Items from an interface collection
_ _ _
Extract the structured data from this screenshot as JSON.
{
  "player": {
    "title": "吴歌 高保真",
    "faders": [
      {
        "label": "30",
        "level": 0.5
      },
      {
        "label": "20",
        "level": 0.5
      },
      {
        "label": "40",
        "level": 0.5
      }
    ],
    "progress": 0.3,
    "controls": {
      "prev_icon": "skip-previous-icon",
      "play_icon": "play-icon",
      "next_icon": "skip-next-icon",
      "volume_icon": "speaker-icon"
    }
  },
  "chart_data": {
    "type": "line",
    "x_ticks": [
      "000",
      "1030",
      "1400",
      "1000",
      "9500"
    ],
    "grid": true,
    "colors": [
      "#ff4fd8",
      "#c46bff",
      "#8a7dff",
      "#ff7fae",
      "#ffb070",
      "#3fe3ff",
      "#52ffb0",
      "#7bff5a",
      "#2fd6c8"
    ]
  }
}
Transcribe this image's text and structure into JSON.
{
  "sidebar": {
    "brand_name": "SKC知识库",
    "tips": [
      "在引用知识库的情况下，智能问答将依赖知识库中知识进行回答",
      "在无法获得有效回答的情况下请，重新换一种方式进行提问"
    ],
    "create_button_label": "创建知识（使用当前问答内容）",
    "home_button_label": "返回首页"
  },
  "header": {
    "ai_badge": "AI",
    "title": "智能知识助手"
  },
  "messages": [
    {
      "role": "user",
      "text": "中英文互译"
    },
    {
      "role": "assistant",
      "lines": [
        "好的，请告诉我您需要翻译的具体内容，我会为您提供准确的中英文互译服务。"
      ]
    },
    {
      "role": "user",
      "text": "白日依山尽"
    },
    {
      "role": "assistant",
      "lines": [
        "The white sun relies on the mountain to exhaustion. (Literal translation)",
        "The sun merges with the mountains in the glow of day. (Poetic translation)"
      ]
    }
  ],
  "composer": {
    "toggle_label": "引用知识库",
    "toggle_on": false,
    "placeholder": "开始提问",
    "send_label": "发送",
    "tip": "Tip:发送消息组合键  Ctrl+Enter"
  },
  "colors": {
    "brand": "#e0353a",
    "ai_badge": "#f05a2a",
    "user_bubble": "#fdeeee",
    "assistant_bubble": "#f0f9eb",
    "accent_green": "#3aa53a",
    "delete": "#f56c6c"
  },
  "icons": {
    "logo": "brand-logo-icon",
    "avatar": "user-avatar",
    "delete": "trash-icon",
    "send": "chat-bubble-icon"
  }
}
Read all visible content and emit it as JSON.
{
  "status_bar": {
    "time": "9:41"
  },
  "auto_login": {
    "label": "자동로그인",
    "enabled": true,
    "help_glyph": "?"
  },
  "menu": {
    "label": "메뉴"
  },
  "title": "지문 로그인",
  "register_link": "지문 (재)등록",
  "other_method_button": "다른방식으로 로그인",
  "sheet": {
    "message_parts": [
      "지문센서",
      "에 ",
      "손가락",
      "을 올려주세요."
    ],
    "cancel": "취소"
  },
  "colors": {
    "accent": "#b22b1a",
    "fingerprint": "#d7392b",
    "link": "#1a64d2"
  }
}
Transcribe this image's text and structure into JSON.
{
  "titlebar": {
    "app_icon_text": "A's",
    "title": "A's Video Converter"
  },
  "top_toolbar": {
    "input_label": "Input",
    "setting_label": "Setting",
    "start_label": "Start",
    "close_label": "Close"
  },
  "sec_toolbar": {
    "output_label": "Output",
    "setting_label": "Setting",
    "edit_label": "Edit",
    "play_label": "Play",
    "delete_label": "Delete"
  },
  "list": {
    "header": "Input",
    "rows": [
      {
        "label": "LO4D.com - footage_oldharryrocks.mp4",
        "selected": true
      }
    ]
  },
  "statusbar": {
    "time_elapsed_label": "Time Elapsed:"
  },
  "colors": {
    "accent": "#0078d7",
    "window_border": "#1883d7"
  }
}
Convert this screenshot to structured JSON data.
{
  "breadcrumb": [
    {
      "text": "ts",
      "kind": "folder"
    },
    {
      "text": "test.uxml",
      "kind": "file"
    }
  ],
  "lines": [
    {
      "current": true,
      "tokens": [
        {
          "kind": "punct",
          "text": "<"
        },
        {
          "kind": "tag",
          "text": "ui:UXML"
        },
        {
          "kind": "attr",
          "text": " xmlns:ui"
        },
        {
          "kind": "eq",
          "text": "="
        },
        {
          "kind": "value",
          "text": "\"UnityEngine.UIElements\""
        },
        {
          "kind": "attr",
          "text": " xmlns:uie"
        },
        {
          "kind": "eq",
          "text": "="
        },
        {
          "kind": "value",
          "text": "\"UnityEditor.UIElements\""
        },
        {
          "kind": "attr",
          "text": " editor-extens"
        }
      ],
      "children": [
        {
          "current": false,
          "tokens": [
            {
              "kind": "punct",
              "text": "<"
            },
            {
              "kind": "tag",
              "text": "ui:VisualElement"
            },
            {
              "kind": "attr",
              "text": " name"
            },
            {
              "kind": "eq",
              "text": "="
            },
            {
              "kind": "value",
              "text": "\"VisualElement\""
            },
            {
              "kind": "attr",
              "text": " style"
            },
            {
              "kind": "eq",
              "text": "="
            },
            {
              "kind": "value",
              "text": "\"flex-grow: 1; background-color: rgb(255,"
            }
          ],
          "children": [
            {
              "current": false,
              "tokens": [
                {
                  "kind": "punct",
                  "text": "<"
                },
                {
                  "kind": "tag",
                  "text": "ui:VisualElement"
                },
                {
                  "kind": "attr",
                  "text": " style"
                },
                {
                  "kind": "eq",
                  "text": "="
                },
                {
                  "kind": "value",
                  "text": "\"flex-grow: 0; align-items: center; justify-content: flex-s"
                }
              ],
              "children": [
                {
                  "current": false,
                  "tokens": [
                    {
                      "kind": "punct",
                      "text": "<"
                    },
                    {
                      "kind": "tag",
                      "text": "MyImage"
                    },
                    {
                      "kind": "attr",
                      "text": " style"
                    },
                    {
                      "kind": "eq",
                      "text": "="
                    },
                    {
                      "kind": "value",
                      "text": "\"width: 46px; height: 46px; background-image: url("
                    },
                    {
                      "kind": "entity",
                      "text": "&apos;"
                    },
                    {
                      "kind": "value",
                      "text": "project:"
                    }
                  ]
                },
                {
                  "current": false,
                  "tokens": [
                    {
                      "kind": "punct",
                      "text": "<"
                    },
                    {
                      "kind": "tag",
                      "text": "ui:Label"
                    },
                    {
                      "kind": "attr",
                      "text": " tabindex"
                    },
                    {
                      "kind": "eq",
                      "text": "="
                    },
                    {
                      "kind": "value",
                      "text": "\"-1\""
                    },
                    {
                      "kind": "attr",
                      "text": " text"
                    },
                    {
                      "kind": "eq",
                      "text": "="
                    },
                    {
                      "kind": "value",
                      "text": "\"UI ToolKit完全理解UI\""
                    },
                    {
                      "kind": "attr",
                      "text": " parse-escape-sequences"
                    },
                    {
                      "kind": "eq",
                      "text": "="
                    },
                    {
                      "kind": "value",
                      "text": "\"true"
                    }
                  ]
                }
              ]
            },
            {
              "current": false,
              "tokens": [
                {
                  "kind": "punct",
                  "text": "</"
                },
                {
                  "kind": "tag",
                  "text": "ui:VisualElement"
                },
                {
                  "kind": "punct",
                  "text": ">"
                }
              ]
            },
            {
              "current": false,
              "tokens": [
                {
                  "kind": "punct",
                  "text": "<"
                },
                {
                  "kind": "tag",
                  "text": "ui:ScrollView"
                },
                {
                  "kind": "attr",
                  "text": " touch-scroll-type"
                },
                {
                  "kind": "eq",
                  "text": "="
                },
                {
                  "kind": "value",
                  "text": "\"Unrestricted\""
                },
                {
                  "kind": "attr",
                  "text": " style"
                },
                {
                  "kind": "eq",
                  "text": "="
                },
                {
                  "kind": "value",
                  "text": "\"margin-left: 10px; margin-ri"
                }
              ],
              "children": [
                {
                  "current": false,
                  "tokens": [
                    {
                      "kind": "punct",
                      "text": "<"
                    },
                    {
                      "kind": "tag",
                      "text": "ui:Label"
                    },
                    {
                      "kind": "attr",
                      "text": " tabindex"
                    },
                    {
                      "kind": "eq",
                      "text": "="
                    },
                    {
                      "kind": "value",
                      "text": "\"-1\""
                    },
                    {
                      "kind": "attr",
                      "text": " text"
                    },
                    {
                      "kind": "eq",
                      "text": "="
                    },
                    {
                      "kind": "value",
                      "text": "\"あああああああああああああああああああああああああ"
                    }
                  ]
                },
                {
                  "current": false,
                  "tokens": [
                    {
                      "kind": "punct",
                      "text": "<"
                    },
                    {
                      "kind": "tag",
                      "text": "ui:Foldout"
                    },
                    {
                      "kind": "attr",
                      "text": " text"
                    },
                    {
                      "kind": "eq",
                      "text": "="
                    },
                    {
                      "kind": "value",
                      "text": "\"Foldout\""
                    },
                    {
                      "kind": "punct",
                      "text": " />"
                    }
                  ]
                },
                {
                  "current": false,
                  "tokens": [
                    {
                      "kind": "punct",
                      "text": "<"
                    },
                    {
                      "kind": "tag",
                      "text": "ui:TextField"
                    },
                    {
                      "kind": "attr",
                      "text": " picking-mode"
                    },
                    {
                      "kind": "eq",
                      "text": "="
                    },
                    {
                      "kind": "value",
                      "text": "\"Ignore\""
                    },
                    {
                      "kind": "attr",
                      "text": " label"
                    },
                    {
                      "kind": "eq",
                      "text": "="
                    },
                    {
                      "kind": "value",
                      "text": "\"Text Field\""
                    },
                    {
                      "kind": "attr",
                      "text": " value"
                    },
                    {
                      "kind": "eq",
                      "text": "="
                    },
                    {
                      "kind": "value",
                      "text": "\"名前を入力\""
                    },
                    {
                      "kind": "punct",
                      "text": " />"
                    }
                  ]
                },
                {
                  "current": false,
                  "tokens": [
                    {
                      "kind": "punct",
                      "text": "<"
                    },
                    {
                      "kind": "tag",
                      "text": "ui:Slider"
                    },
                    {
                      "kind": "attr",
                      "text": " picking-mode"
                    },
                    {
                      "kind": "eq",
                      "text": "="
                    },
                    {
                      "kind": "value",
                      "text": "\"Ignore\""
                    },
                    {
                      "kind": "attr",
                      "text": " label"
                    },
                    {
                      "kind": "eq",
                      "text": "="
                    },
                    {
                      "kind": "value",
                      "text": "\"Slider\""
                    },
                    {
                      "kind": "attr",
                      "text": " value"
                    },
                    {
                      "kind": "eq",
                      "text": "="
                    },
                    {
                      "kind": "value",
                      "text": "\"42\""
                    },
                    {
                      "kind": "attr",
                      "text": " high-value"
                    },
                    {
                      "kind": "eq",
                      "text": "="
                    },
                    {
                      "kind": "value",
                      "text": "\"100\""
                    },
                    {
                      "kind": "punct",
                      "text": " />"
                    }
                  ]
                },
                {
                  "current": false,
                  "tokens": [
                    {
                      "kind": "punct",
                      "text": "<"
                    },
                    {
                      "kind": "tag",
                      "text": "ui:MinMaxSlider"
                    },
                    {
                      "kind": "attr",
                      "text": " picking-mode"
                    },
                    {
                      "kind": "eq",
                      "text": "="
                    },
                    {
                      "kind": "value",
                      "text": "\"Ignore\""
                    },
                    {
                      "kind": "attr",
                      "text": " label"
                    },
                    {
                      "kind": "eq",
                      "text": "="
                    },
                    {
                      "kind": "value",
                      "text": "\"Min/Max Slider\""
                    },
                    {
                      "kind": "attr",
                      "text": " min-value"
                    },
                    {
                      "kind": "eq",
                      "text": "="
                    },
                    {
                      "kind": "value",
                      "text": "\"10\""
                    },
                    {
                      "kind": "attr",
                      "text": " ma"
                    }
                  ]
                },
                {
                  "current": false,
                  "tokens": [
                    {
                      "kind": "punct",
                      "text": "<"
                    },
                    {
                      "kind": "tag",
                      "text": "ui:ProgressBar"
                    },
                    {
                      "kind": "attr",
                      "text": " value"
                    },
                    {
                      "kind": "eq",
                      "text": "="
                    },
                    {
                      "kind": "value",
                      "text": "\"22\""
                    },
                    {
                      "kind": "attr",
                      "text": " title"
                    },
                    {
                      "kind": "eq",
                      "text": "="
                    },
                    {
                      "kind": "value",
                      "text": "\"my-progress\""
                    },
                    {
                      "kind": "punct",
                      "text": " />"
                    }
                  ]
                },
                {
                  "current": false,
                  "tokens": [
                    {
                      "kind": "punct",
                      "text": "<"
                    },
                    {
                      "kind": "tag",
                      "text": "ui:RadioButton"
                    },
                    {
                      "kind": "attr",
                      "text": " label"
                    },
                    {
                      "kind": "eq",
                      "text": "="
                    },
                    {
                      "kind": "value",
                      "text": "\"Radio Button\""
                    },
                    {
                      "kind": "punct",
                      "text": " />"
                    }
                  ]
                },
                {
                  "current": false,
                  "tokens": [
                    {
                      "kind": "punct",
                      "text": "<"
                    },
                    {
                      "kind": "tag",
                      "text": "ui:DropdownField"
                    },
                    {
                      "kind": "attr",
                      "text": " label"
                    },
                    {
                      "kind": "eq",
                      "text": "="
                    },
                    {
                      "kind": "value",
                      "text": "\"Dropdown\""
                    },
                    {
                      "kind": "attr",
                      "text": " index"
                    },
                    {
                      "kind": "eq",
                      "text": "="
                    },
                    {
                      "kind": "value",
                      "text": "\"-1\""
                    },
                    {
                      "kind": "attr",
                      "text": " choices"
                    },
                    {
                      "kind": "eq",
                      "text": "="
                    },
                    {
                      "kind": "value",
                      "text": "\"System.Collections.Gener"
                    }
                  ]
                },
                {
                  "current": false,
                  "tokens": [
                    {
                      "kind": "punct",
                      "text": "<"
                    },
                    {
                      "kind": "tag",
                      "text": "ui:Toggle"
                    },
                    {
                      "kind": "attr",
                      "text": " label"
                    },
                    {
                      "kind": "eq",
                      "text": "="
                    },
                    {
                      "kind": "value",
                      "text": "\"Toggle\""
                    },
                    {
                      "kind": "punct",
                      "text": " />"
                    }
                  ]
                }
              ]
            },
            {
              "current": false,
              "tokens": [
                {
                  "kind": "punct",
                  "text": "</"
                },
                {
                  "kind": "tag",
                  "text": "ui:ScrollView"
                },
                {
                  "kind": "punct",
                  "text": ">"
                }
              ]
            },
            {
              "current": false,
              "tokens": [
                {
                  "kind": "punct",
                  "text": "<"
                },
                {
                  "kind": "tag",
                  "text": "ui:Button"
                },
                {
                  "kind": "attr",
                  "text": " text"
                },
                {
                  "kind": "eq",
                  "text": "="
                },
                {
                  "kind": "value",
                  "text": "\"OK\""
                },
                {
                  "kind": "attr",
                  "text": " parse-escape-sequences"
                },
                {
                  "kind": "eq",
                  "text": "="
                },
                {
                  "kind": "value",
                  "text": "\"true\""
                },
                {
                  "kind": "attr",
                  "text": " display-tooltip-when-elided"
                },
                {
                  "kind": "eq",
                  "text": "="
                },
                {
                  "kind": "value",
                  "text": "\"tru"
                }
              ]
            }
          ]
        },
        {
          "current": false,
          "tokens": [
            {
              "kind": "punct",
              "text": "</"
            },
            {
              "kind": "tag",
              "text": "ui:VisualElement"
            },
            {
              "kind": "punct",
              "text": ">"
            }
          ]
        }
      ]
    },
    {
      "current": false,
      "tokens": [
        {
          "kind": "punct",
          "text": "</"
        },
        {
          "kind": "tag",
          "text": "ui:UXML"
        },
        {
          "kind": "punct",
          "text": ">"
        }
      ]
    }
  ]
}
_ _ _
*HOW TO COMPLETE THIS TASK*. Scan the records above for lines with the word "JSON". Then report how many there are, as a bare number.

*RESULT FOR THIS TASK*. 5